=== Begin Enclosure ===

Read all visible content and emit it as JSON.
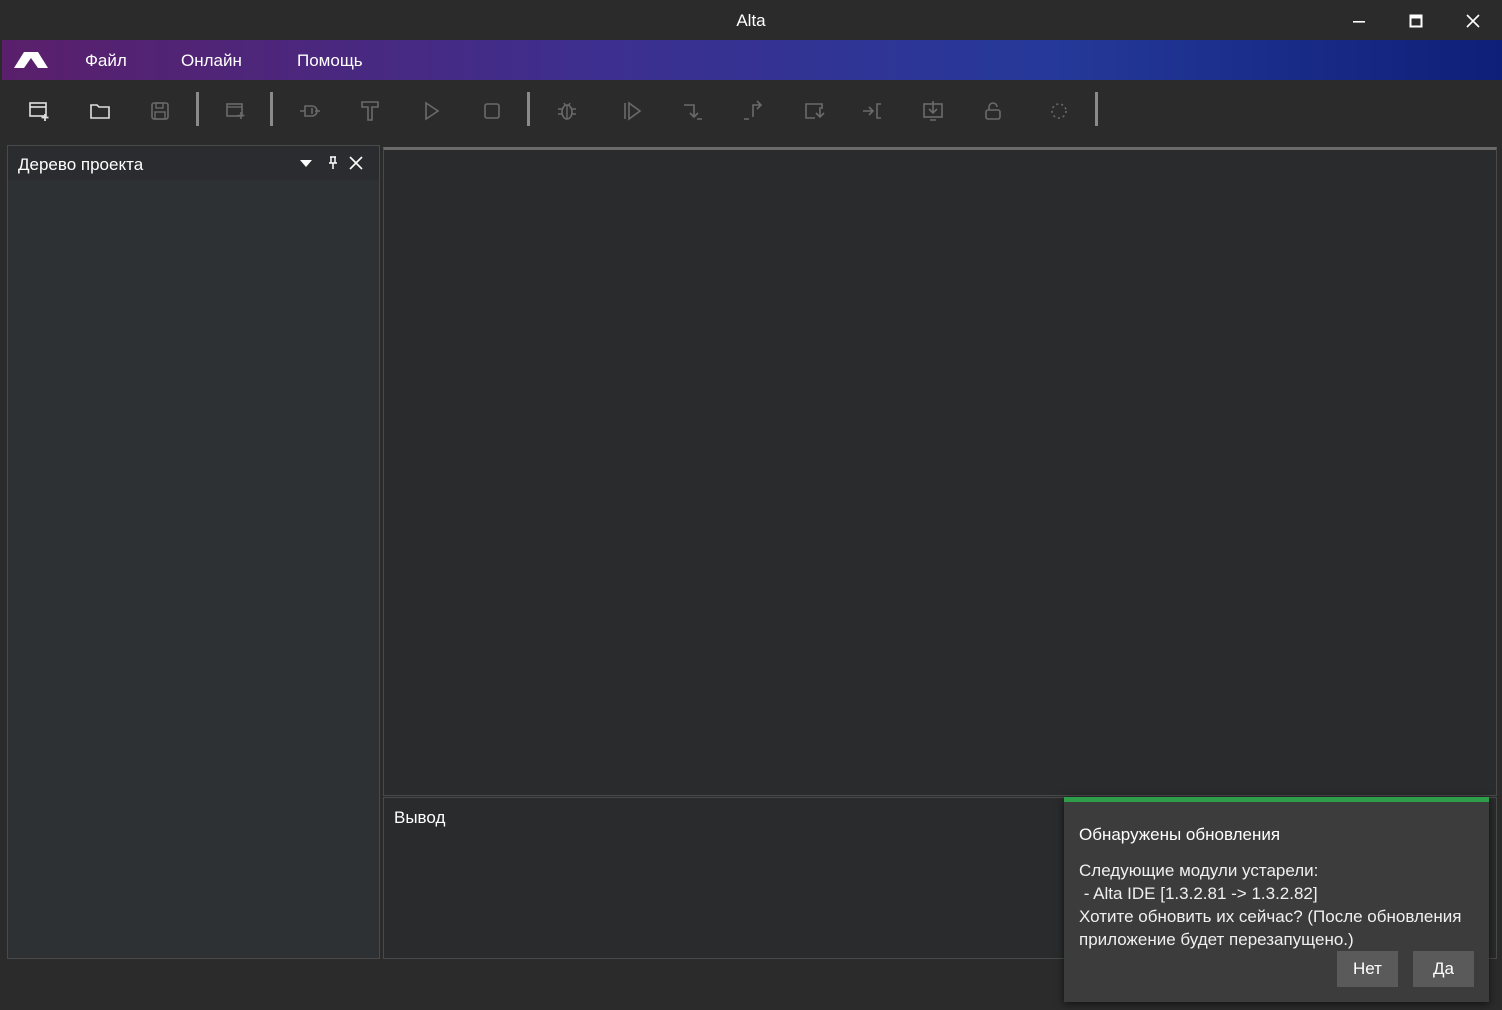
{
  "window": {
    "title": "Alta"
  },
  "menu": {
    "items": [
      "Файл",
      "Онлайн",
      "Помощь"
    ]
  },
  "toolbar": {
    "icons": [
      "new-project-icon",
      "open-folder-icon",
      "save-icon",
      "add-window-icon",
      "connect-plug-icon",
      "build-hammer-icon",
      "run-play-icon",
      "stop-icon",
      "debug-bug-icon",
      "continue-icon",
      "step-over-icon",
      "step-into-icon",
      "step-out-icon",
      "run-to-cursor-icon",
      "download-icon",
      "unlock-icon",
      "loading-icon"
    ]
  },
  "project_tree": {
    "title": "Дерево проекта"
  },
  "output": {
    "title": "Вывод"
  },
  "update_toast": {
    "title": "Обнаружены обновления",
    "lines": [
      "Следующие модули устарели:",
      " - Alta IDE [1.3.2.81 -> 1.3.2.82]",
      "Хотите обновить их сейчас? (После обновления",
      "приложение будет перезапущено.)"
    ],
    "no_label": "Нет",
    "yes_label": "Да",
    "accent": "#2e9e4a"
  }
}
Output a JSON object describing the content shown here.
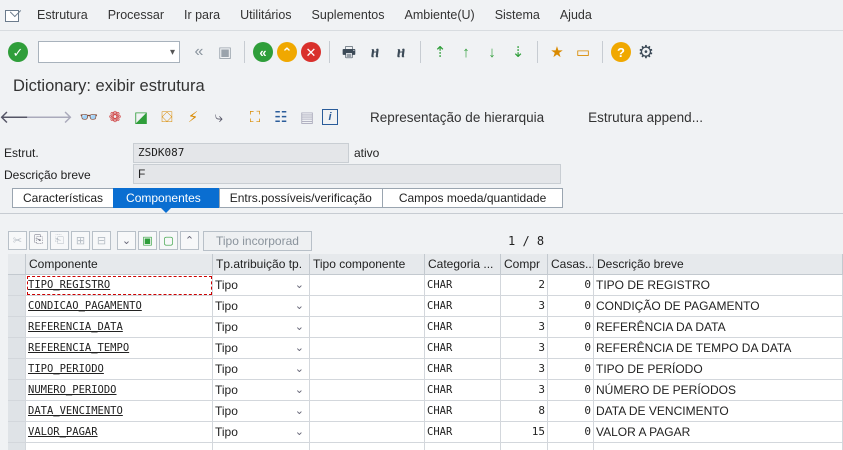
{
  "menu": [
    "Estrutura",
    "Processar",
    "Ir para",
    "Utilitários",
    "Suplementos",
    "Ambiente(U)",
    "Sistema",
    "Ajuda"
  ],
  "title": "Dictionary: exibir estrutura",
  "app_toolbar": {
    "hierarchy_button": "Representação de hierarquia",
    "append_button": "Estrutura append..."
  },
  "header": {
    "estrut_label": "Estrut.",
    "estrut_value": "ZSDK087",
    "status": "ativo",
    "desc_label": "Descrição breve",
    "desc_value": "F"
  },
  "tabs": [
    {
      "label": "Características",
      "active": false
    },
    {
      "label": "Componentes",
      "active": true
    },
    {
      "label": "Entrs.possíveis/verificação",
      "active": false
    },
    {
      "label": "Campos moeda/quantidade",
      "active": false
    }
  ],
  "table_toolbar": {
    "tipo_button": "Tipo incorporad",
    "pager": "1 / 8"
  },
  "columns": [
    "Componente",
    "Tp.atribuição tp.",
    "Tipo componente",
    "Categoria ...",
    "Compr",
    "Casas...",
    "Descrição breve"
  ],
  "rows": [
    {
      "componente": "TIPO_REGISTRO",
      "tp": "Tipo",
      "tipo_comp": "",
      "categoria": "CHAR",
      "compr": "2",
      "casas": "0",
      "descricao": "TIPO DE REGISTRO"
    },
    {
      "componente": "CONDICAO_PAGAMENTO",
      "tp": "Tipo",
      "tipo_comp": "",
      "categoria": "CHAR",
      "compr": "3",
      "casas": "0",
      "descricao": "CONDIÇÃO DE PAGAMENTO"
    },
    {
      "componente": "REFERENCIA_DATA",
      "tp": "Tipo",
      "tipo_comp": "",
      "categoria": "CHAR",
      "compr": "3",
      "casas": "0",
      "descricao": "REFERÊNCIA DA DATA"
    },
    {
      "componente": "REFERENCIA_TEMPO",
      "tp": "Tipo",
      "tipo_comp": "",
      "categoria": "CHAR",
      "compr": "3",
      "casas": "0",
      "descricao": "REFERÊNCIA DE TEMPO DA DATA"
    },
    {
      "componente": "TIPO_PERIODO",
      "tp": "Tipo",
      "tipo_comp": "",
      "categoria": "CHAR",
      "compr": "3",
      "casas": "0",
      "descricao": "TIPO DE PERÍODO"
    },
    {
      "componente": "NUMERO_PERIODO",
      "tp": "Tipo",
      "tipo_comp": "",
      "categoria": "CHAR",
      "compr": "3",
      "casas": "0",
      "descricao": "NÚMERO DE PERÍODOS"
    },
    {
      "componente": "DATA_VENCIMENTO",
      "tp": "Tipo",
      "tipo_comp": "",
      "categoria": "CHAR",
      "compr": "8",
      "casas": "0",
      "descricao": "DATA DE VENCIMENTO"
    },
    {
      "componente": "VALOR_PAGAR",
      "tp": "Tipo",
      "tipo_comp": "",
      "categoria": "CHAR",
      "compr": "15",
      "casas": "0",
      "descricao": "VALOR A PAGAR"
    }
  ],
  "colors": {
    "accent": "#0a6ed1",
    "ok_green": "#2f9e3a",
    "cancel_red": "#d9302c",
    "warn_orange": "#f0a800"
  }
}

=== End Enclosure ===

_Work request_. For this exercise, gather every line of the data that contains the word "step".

_Finished task_.
      "step-over-icon",
      "step-into-icon",
      "step-out-icon",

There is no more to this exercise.